Can science help? Genetic modification and gene editing can be problematic if it’s driven by profit without regard for sustainability, but there’s no scientific reason why they can’t be used to accelerate the human-assisted “natural” selection process. This could speed up mass cultivation of newer kids on the block, like quinoa, kelp and oysternut.
One of the best things we can do is make a lot of noise to let the wider public, supermarkets and big food companies know what we want. But how can we work out what that is, when we have so little information about the implications, and none is given at the point of sale?
After two weeks of discussing our shared and different experiences with the experts, we were joined by Extinction Rebellion’s Clive Russell to talk about turning insights into actions.
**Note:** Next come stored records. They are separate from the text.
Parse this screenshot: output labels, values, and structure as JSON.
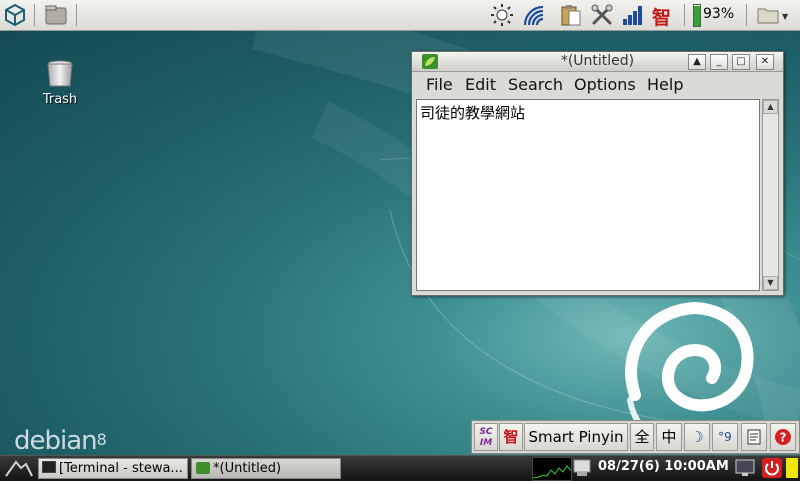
{
  "top_panel": {
    "battery_percent": "93%",
    "battery_level": 0.93,
    "ime_icon_text": "智",
    "icons": [
      "logo-icon",
      "files-icon",
      "brightness-icon",
      "wifi-icon",
      "clipboard-icon",
      "tools-icon",
      "signal-icon",
      "ime-icon",
      "battery-icon",
      "folder-icon"
    ]
  },
  "desktop": {
    "trash_label": "Trash",
    "logo_text": "debian",
    "logo_version": "8"
  },
  "editor": {
    "title": "*(Untitled)",
    "menu": {
      "file": "File",
      "edit": "Edit",
      "search": "Search",
      "options": "Options",
      "help": "Help"
    },
    "text": "司徒的教學網站"
  },
  "ime_bar": {
    "logo_text": "SC IM",
    "kanji": "智",
    "input_method": "Smart Pinyin",
    "full_width": "全",
    "chinese": "中",
    "punct_label": "°9"
  },
  "taskbar": {
    "terminal_task": "[Terminal - stewa...",
    "editor_task": "*(Untitled)",
    "clock": "08/27(6)  10:00AM"
  }
}
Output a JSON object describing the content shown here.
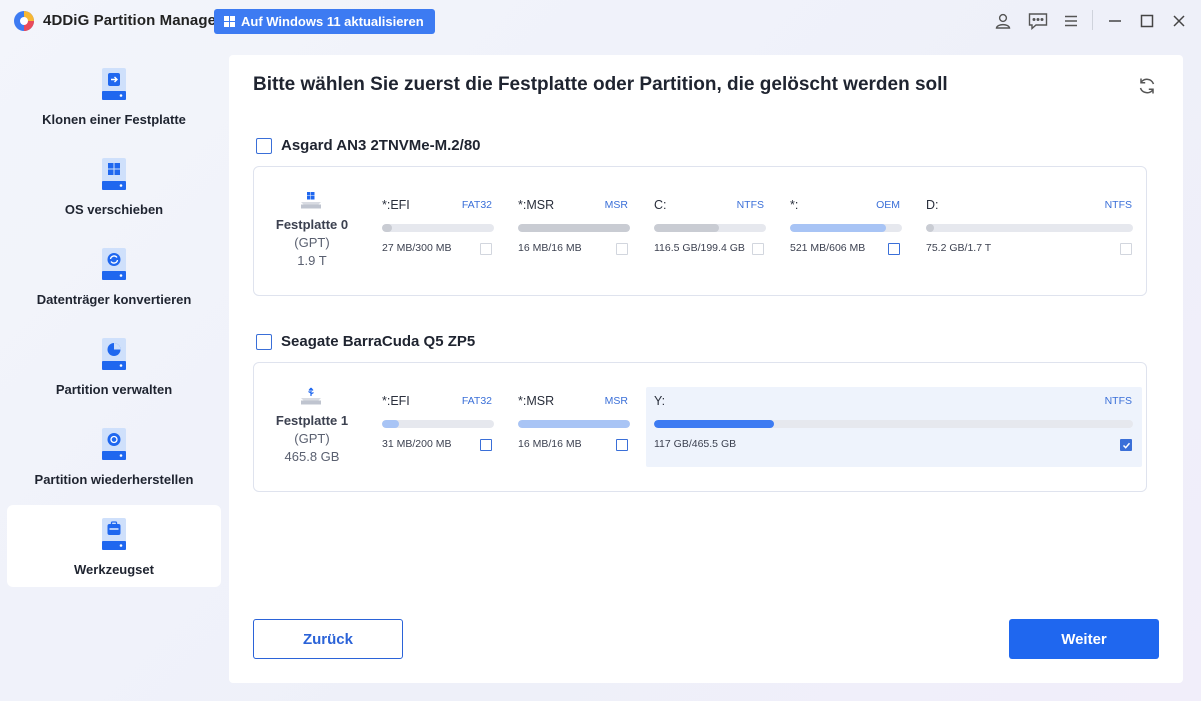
{
  "app": {
    "title": "4DDiG Partition Manager",
    "upgrade_label": "Auf Windows 11 aktualisieren"
  },
  "titlebar_icons": [
    "user-icon",
    "feedback-icon",
    "menu-icon",
    "minimize-icon",
    "maximize-icon",
    "close-icon"
  ],
  "sidebar": {
    "items": [
      {
        "label": "Klonen einer Festplatte",
        "icon": "clone-disk-icon"
      },
      {
        "label": "OS verschieben",
        "icon": "migrate-os-icon"
      },
      {
        "label": "Datenträger konvertieren",
        "icon": "convert-disk-icon"
      },
      {
        "label": "Partition verwalten",
        "icon": "manage-partition-icon"
      },
      {
        "label": "Partition wiederherstellen",
        "icon": "recover-partition-icon"
      },
      {
        "label": "Werkzeugset",
        "icon": "toolkit-icon"
      }
    ],
    "active_index": 5
  },
  "main": {
    "title": "Bitte wählen Sie zuerst die Festplatte oder Partition, die gelöscht werden soll",
    "disks": [
      {
        "name": "Asgard AN3 2TNVMe-M.2/80",
        "checked": false,
        "label": "Festplatte 0",
        "type": "(GPT)",
        "size": "1.9 T",
        "partitions": [
          {
            "name": "*:EFI",
            "fs": "FAT32",
            "usage": "27 MB/300 MB",
            "used_fraction": 0.09,
            "checkbox": "disabled"
          },
          {
            "name": "*:MSR",
            "fs": "MSR",
            "usage": "16 MB/16 MB",
            "used_fraction": 1.0,
            "checkbox": "disabled"
          },
          {
            "name": "C:",
            "fs": "NTFS",
            "usage": "116.5 GB/199.4 GB",
            "used_fraction": 0.58,
            "checkbox": "disabled"
          },
          {
            "name": "*:",
            "fs": "OEM",
            "usage": "521 MB/606 MB",
            "used_fraction": 0.86,
            "checkbox": "unchecked"
          },
          {
            "name": "D:",
            "fs": "NTFS",
            "usage": "75.2 GB/1.7 T",
            "used_fraction": 0.04,
            "checkbox": "disabled"
          }
        ]
      },
      {
        "name": "Seagate BarraCuda Q5 ZP5",
        "checked": false,
        "label": "Festplatte 1",
        "type": "(GPT)",
        "size": "465.8 GB",
        "partitions": [
          {
            "name": "*:EFI",
            "fs": "FAT32",
            "usage": "31 MB/200 MB",
            "used_fraction": 0.155,
            "checkbox": "unchecked"
          },
          {
            "name": "*:MSR",
            "fs": "MSR",
            "usage": "16 MB/16 MB",
            "used_fraction": 1.0,
            "checkbox": "unchecked"
          },
          {
            "name": "Y:",
            "fs": "NTFS",
            "usage": "117 GB/465.5 GB",
            "used_fraction": 0.25,
            "checkbox": "checked"
          }
        ]
      }
    ]
  },
  "buttons": {
    "back_label": "Zurück",
    "next_label": "Weiter"
  },
  "colors": {
    "accent": "#1f67ef",
    "bar_gray_fill": "#c9ccd3",
    "bar_light_blue_fill": "#a8c4f5",
    "bar_blue_fill": "#3d7bf2",
    "selected_bg": "#eef3fc"
  }
}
Clive’s view is that we cannot carry on the way we are, but most people are obsessed with production and consumption. We have to stop, think and do things differently. If we want to raise awareness, we need to be clear about what we’re campaigning about. Everyone can be involved in their own way – but it’s not DIY, it’s about doing things together.
It’s not just campaigning, of course. Doing Zero is about what we can do ourselves, and Elizabeth Onyango of Kenyan startup Ukulima Tech introduced a discussion about urban farming.
Urbanisation is advancing so fast that by 2050, more than 70% of the world’s population will be living in cities, with risks for food security, farmers’ access to markets, and degradation of natural resources.
Space for growing food can be problematic, with many people having no access to gardens. Ukulima Tech believes that vertical farming is key to promoting green cities, increasing agricultural productivity on rooftops, balconies, and in front and rear yards.
Britain has a rich heritage of allotments, but most urban farming today focuses more on extras like herbs than on bringing staple foods to the table. The ambition of Ukulima Tech’s approach inspired a range of ideas – including developing a vertical farming wall in a university café.
What were the practical insights from the Doing Zero workshops?
First, information about the impact of our eating habits on global warming is not readily available.
Second, large-scale processed beef and dairy are the biggest single factor in food-related greenhouse gas emissions and we must urgently reduce our reliance on them.
Third, access to water is at risk in many parts of the world and threatens future food security.
Fourth, urban farming and eating local, seasonal food can help support sustainable food systems in our cities.
The Doing Zero team is working with the scientists to produce climate impact information about typical diets in Nairobi, and to explore the potential of developing a labelling scheme for retail food.
They created an exhibition which was shown in the Vertical Gallery at Manchester School of Art during COP26, and they are disseminating information through film, video, social media and online resources on the project website created by the Nairobi team, and by exploring the wider potential of the connected green library.
In January they plan a follow-up collaboration to build vertical gardens in a university café in Manchester and a similar venue in Nairobi.
Doing Zero is produced jointly by Design Manchester and Nairobi Design Week. It is a Creative Commission for COP26 funded by the British Council and supported by a wide range of partners including Boot Room Communications, Dagoretti South Empowerment Centre, Design Kenya Society, Images&Co, Instruct Studio, Manchester City Council, Manchester Climate Change Agency, Manchester School of Art at Manchester Metropolitan University, SICK! Festival, Standard Practice, Ukulima Tech, University of Manchester, University of Reading and WWF UK.